Feeds

IBM's new water-cooled supercomputer fires up

Oh it warms the heart. And other bits

Combat fraud and increase customer satisfaction

Aquasar, a new water-cooled IBM supercomputer, has just been fired up at the Swiss Federal Institute of Technology in Zurich.

It’s a 6-Tflop system that uses 33 two-way blades with Cell processors and an additional nine blades with dual Nehalem processors, all contained in three of their BladeCenter H Chassis. Two of the three chassis are water-cooled, covering 22 of the Cell boards and six of the Nehalem-based blades. What’s kind of cool (so to speak) is that they are using the waste heat to feed an estimated 9 kW of thermal power into the building’s heating system. This is pretty innovative stuff.

They’re using chip-attached water blocks and circulating ‘hot’ water through the system – hot being defined as 60 degrees Celsius (140°F) input and 65°C (149°F) output temperatures. I’m assuming that the liquid isn’t coming from a chiller (or it’s coming from a really crappy one), so the output line is going through a heat exchanger and giving up its warm payload to the liquid that circulates through the rooms to keep the chill off.

I’ve often asked engineering types why waste heat from the data center isn’t reused, and the answer I’ve received is that the output temperature of the air (in traditionally cooled data centers) is too low and can’t easily be concentrated enough to provide a payoff. With an output temperature of 65°C/150°F from liquid cooling, it’s a different game – that’s definitely hot enough to do something with, I would think.

And Switzerland is a place that could use some heat, as I discovered during one trip in January when I paused for a moment near Lake Geneva and almost froze to the ground. In addition to heating buildings and perhaps Switzerland itself, I can also see boiling eggs and cooking pasta as key use cases.

If you’re interested in a few more details, here’s the press release, but be warned that it’s chock-full of carbon talk and a bit light on technical and return-on-investment details. I recently did a webcast with a liquid cooling expert from 3M (here) and am looking to schedule another one, so if any of you have liquid cooling-related questions you’d like me to ask him, let me know. ®
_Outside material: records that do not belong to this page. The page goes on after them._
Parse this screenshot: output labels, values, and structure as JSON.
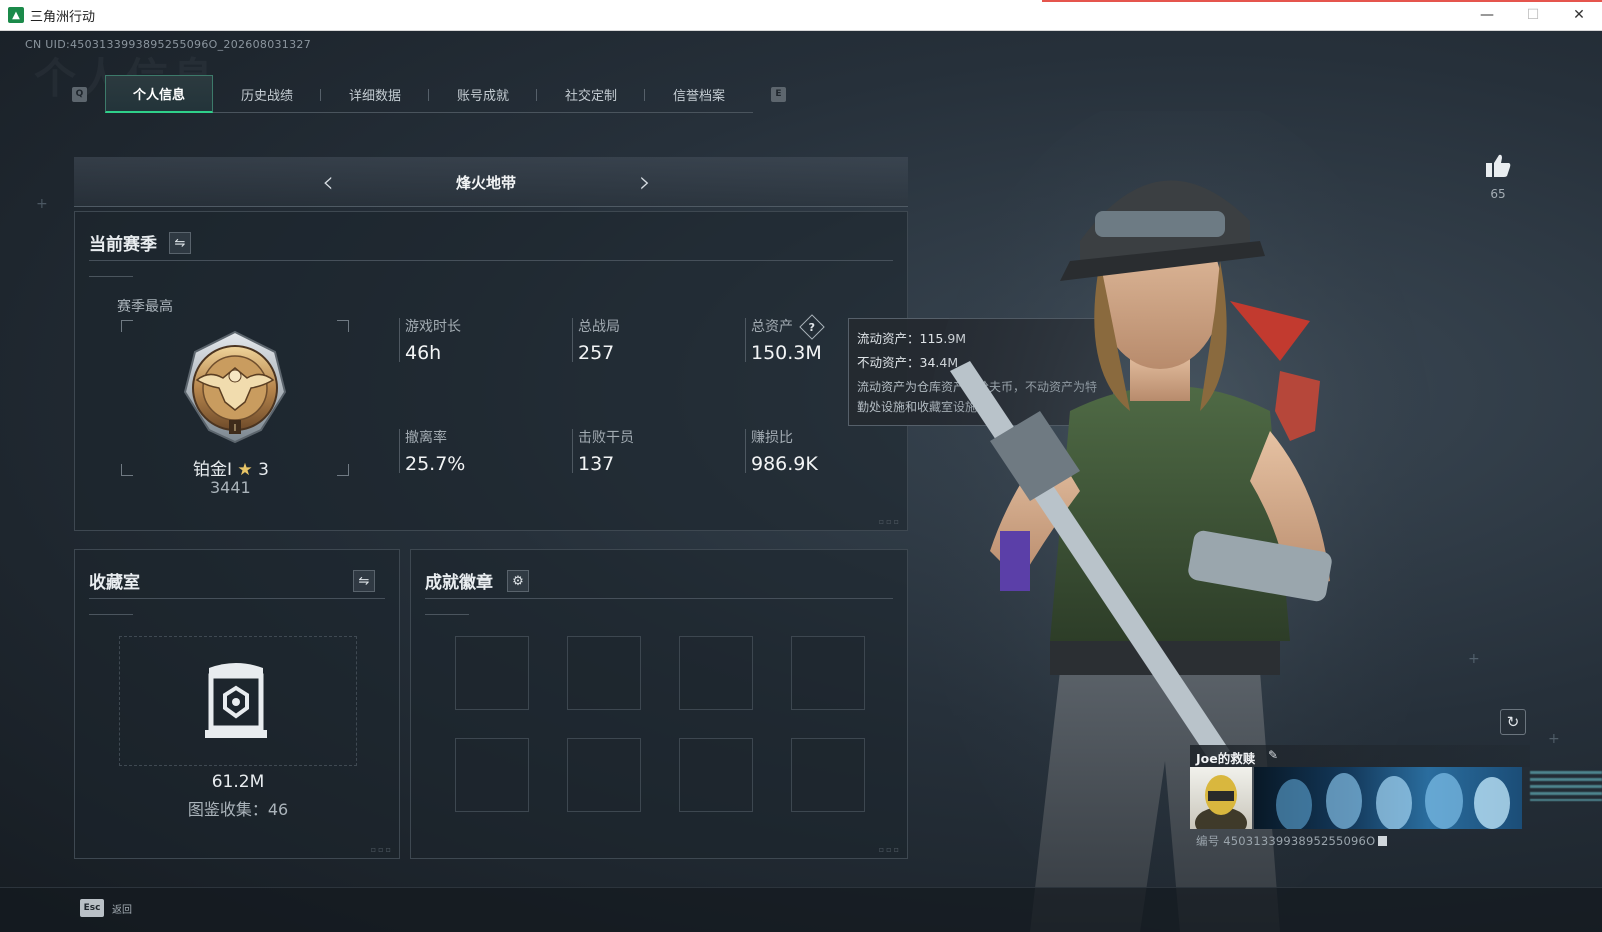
{
  "window": {
    "title": "三角洲行动",
    "minimize": "—",
    "maximize": "☐",
    "close": "✕"
  },
  "header": {
    "uid_text": "CN UID:4503133993895255096O_202608031327",
    "watermark": "个人信息"
  },
  "tabs": {
    "prev_key": "Q",
    "next_key": "E",
    "items": [
      {
        "label": "个人信息",
        "active": true
      },
      {
        "label": "历史战绩",
        "active": false
      },
      {
        "label": "详细数据",
        "active": false
      },
      {
        "label": "账号成就",
        "active": false
      },
      {
        "label": "社交定制",
        "active": false
      },
      {
        "label": "信誉档案",
        "active": false
      }
    ]
  },
  "mode": {
    "title": "烽火地带",
    "prev_arrow": "‹",
    "next_arrow": "›"
  },
  "season": {
    "title": "当前赛季",
    "switch_icon": "⇋",
    "best_label": "赛季最高",
    "rank_name": "铂金I",
    "rank_star_icon": "★",
    "rank_stars": "3",
    "rank_score": "3441",
    "stats": [
      {
        "label": "游戏时长",
        "value": "46h"
      },
      {
        "label": "总战局",
        "value": "257"
      },
      {
        "label": "总资产",
        "value": "150.3M",
        "help": "?"
      },
      {
        "label": "撤离率",
        "value": "25.7%"
      },
      {
        "label": "击败干员",
        "value": "137"
      },
      {
        "label": "赚损比",
        "value": "986.9K"
      }
    ],
    "corner_dots": "▫▫▫"
  },
  "tooltip": {
    "liquid": "流动资产：115.9M",
    "fixed": "不动资产：34.4M",
    "note": "流动资产为仓库资产和哈夫币，不动资产为特勤处设施和收藏室设施"
  },
  "collection": {
    "title": "收藏室",
    "switch_icon": "⇋",
    "value": "61.2M",
    "count_text": "图鉴收集：46",
    "corner_dots": "▫▫▫"
  },
  "achievements": {
    "title": "成就徽章",
    "gear_icon": "⚙",
    "corner_dots": "▫▫▫"
  },
  "profile": {
    "likes": "65",
    "like_icon": "thumbs-up-icon",
    "refresh_icon": "↻",
    "card_name": "Joe的救赎",
    "edit_icon": "✎",
    "card_id": "编号 4503133993895255096O"
  },
  "footer": {
    "esc_key": "Esc",
    "back_label": "返回"
  },
  "colors": {
    "accent": "#2fd08a",
    "background": "#26303a",
    "panel": "#1c242c",
    "text": "#cfd6dc"
  }
}
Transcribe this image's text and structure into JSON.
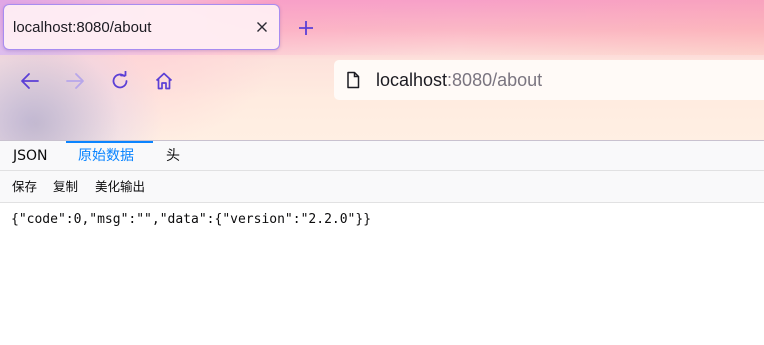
{
  "browser": {
    "tab": {
      "title": "localhost:8080/about",
      "close_icon": "close-icon"
    },
    "new_tab_icon": "plus-icon",
    "nav": {
      "back_icon": "arrow-left-icon",
      "forward_icon": "arrow-right-icon",
      "reload_icon": "reload-icon",
      "home_icon": "home-icon"
    },
    "url": {
      "host": "localhost",
      "rest": ":8080/about",
      "page_icon": "page-icon"
    },
    "accent": "#5b3fd6"
  },
  "viewer": {
    "tabs": [
      {
        "label": "JSON"
      },
      {
        "label": "原始数据"
      },
      {
        "label": "头"
      }
    ],
    "selected_tab": "原始数据",
    "toolbar": {
      "save": "保存",
      "copy": "复制",
      "pretty": "美化输出"
    },
    "raw_text": "{\"code\":0,\"msg\":\"\",\"data\":{\"version\":\"2.2.0\"}}",
    "accent": "#0a84ff"
  }
}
Combat fraud and increase customer satisfaction

More from The Register

next story
This time it's 'Personal': new Office 365 sub covers just two devices
Redmond also brings Office into Google's back yard
Kingston DataTraveler MicroDuo: Turn your phone into a 72GB beast
USB-usiness in the front, micro-USB party in the back
Dropbox defends fantastically badly timed Condoleezza Rice appointment
'Nothing is going to change with Dr. Rice's appointment,' file sharer promises
BOFH: Oh DO tell us what you think. *CLICK*
$%%&amp Oh dear, we've been cut *CLICK* Well hello *CLICK* You're breaking up...
AMD's 'Seattle' 64-bit ARM server chips now sampling, set to launch in late 2014
But they won't appear in SeaMicro Fabric Compute Systems anytime soon
Amazon reveals its Google-killing 'R3' server instances
A mega-memory instance that never forgets
Cisco reps flog Whiptail's Invicta arrays against EMC and Pure
Storage reseller report reveals who's selling what
Microsoft builds teleporter weapon to send VMware into Azure
Updated Virtual Machine Converter now converts Linux VMs too
prev story

Whitepapers

Securing web applications made simple and scalable
In this whitepaper learn how automated security testing can provide a simple and scalable way to protect your web applications.
3 Big data security analytics techniques
Applying these Big Data security analytics techniques can help you make your business safer by detecting attacks early, before significant damage is done.
The benefits of software based PBX
Why you should break free from your proprietary PBX and how to leverage your existing server hardware.
Top three mobile application threats
Learn about three of the top mobile application security threats facing businesses today and recommendations on how to mitigate the risk.
Combat fraud and increase customer satisfaction
Based on their experience using HP ArcSight Enterprise Security Manager for IT security operations, Finansbank moved to HP ArcSight ESM for fraud management.